Activity: Exactly how many lines of the data below include the string "time"? State the number and nothing more.

━━━ Data shown

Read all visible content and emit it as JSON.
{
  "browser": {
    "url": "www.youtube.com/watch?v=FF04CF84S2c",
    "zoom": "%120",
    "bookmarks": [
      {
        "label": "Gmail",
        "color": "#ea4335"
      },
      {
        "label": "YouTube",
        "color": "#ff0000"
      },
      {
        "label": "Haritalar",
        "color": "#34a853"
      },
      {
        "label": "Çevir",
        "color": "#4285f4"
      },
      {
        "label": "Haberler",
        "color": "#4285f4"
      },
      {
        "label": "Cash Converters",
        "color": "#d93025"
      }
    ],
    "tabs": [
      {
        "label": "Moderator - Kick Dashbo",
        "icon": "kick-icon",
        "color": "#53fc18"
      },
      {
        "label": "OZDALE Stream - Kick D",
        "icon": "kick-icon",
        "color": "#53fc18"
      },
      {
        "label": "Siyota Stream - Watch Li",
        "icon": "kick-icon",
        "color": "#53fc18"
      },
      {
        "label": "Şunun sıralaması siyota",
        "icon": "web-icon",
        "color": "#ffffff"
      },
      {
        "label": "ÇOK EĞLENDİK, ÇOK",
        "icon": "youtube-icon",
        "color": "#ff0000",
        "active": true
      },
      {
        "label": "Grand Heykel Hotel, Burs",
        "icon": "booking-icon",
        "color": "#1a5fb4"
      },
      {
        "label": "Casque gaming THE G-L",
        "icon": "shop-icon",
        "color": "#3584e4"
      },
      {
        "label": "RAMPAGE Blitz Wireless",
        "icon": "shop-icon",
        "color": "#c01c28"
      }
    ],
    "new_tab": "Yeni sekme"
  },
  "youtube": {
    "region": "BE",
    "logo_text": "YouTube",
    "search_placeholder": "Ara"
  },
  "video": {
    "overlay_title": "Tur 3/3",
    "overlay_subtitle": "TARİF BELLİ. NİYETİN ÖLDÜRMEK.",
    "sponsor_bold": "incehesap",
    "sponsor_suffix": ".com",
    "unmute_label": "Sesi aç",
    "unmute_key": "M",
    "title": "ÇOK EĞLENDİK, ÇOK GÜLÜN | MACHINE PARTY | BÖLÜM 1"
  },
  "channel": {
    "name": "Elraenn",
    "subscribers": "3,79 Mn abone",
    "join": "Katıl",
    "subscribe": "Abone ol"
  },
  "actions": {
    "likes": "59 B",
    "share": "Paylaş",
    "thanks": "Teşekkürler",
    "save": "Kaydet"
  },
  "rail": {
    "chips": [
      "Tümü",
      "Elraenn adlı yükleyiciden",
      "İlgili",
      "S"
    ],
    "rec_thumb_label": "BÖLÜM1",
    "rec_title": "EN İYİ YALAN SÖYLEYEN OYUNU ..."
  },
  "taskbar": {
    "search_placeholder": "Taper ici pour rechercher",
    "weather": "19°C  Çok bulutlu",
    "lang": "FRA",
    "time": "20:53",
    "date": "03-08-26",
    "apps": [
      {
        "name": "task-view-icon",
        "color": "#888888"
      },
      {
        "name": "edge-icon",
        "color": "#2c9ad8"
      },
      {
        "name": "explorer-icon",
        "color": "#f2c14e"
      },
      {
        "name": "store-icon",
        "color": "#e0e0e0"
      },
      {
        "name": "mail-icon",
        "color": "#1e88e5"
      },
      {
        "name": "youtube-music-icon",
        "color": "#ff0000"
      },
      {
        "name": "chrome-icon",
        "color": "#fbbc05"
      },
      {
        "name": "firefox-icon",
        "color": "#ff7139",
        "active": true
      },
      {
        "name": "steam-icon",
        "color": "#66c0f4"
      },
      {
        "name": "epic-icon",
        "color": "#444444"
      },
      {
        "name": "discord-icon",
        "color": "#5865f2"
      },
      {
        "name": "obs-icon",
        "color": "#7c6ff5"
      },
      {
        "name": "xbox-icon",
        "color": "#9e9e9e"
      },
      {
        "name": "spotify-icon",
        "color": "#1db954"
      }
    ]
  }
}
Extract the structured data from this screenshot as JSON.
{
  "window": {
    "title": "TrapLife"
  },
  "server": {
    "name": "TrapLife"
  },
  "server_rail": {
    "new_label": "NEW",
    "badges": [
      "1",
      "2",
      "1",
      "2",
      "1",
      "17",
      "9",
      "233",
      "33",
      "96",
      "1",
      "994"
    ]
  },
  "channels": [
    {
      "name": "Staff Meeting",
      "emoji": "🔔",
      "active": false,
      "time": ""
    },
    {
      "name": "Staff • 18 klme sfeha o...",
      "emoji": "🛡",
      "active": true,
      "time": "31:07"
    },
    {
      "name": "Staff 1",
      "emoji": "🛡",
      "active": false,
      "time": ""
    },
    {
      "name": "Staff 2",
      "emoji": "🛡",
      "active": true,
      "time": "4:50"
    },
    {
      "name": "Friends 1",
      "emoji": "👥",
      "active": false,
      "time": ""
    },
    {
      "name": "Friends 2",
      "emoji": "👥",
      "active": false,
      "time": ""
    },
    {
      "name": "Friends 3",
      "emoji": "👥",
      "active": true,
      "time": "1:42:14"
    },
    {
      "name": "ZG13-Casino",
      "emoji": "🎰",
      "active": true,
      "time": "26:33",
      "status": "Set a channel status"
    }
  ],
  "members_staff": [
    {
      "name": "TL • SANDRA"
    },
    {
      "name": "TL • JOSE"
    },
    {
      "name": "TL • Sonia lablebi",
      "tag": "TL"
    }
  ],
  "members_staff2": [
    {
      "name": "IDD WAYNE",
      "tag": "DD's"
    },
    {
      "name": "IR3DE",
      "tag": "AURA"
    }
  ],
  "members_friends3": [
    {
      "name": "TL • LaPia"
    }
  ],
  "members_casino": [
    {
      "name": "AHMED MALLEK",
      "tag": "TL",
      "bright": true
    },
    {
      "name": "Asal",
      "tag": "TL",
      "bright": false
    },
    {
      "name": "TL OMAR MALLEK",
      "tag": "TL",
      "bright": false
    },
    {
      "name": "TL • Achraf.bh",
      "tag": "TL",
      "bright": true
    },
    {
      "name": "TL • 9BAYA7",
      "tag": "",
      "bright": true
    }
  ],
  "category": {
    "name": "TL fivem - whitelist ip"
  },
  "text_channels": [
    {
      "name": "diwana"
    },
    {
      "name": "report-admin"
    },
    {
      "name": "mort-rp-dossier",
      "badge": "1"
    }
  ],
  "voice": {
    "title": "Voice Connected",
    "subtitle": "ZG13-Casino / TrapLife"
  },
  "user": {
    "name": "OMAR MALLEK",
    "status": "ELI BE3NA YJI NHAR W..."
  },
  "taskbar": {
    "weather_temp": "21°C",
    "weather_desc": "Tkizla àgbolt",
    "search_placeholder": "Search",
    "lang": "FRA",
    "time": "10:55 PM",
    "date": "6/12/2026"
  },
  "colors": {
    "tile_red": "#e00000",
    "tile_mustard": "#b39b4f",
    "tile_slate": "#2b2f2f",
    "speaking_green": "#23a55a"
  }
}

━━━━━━

Written response: 10